By what processes and discourses are religious beliefs and practices classified as belonging to a particular religion, even if they also draw heavily on other religious inspirations? How does such labeling relate to and influence people's beliefs and religious practices?

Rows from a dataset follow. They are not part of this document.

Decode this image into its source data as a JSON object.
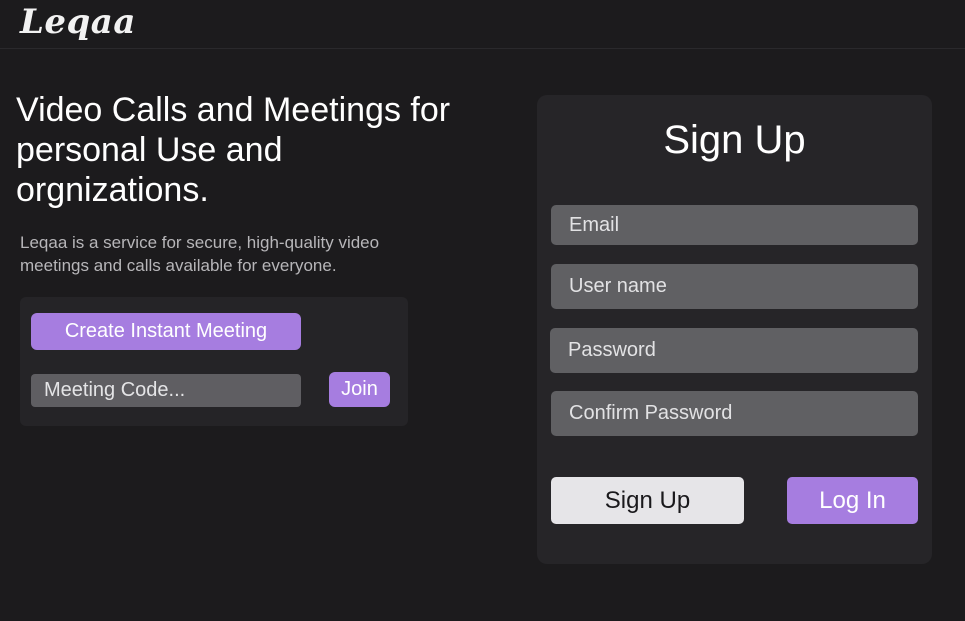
{
  "header": {
    "logo": "Leqaa"
  },
  "hero": {
    "title_line1": "Video Calls and Meetings for",
    "title_line2": "personal Use and",
    "title_line3": "orgnizations.",
    "description_line1": "Leqaa is a service for secure, high-quality video",
    "description_line2": "meetings and calls available for everyone."
  },
  "meeting": {
    "create_label": "Create Instant Meeting",
    "code_placeholder": "Meeting Code...",
    "join_label": "Join"
  },
  "signup": {
    "title": "Sign Up",
    "email_placeholder": "Email",
    "username_placeholder": "User name",
    "password_placeholder": "Password",
    "confirm_password_placeholder": "Confirm Password",
    "signup_label": "Sign Up",
    "login_label": "Log In"
  },
  "colors": {
    "background": "#1c1b1d",
    "card": "#262528",
    "accent": "#a67de0",
    "input": "#606063"
  }
}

Contemporary anthropological studies of religion consider syncretism a universal phenomenon, and regard all religions as syncretic (Steward and Shaw, 1994). However, if 'neighbouring' religious traditions share common ground, how does religious diversity emerge? And how is it sustained and reinforced? Radical approaches to the study of religion, such as Asad (1993, 2003), indicate that conceptualizing religions as diverse and distinct cannot be separated from objectifying discourses involving agents or groups claiming religious authority. So, how are religious ideologies defined and objectified and by what agents? And perhaps more importantly, in what manner are people who engage in religious practices influenced by the ideologies voiced or formulated by people who (claim to) represent religious authority? In the proposed panel we intend to develop these issues in relation to processes of proselytizing and conversion, as these tend to trigger the (re)formulation of religious ideologies. In our perception, such processes are not limited to the activities of e.g. 'Western' missionaries in the former colonialised world. It also encompasses sub-national efforts, such as when Christian Nagas attempt to convert Naga animists. Moreover, proselytizing and conversion are not limited to so-called world religions, but can involve the reformulation of animist religious traditions as well. We invite theoretically grounded papers that are strongly rooted in ethnographic research. In particular, we would like contributors to proceed from the varying and changing significances attributed to religious material objects, as well as ritual performances in which such objects play a role.